Sermon Notes & Slides
A Light from Heaven
Tony Chute, Interim Pastor
Overview: The transformation of Saul the persecutor to Paul the apostle is one of the most remarkable conversion stories in history. Saul had originally intended to put an end to the faith by persecuting Christians, but Jesus put an end to his plans by revealing that persecuting the church was the same as persecuting Christ himself. The hesitancy of Ananias to accommodate Saul and the fear with which the disciples responded to his desire to join them indicates that no one thought of Saul as a candidate for conversion. However, Luke includes a number of clues that confirm the reality of Saul’s conversion: he responded to the Lord, was baptized, became a disciple, witnessed for Christ, was rejected by the world, and served the church.
01. Conversion is a work of God by which the worst sinners, the most successful, and the best behaved are justified.
02. Conversion is an instantaneous action that often occurs after a long struggle, a gradual awareness, or sudden sense of our sin.
03. Conversion is evidenced by obedience to biblical commands, relinquishing worldly praise, and fellowship in the local church.
Questions For Discussion & Discovery
1. Consider how Luke refers to Saul’s presence at Stephen’s execution (Acts 7:58) and ongoing persecution (Acts 8:1-2; 9:1-2). Compare those accounts with the ministry of Saul in the remainder of Acts. What is the overall purpose of Luke’s account of Saul’s conversion? How does Saul’s conversion enable the gospel to go forth in light of Acts 1:8?
2. What elements of Saul’s conversion can you identify with?
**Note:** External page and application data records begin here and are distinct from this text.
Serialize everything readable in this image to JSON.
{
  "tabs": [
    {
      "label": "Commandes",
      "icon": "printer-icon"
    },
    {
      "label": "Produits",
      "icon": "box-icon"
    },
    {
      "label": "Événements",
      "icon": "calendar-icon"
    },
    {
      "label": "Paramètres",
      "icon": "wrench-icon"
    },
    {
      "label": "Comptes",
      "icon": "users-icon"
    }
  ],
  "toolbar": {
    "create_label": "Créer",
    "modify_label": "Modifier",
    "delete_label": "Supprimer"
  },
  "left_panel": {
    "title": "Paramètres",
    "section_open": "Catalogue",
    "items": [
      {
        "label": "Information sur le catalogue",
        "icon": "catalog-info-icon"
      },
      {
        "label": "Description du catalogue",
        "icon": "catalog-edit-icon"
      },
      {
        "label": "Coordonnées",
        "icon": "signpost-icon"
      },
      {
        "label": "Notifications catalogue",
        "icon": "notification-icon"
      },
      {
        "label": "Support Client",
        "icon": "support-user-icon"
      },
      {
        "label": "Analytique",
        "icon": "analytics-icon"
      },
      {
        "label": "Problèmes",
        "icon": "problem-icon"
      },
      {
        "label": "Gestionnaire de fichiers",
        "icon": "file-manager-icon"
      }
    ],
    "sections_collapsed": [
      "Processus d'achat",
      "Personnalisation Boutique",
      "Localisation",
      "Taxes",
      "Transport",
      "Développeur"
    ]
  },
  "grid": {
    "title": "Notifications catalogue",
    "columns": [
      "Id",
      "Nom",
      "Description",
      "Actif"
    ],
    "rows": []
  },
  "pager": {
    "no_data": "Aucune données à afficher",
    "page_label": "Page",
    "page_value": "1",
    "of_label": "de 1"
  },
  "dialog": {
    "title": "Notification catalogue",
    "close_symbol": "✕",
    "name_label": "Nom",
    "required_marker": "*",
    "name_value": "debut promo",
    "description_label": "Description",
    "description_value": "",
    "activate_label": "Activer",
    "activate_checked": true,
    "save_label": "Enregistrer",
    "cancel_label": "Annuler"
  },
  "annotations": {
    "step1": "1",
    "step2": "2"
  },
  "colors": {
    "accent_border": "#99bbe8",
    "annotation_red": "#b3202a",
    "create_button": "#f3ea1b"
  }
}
Have you had a sense of your own failure before God, even when people indicate that you have accomplished much with your life? What does the conversion of Saul suggest to us about the difference in how God evaluates us, and how we and others evaluate ourselves? See Philippians 3:3-11 for further insight.
3. Are there people in your circles of influence that you believe will never come to Christ for salvation? Take time to pray for them, asking the Lord to work in their lives in the same way that He brought Saul to faith.
4. The suddenness of Saul’s conversion has led some to conclude that everyone who is saved should be able to know the time and place when they gave their lives to Christ. Consider, however, Paul’s words to Timothy regarding how he came to faith (2 Timothy 2:5). If a person does not know when and where they became a Christian, what elements of the gospel must they know to be assured of their conversion? See Ephesians 2:1-10 for further insight.
5. As you read the account of the early stages of Saul’s life as a Christian, note how he is immediately persecuted by those to whom he witnesses (9:22-23, 28-29). What does the rejection of Saul suggest about our place in a world that is increasingly more hostile to Christianity? Do you find comfort in Saul’s example? Consider also the words of Jesus in John 15:19.
For Further Reading: David Wells, Turning to God: Reclaiming Conversion as Unique, Necessary, and Supernatural (Baker, 2012)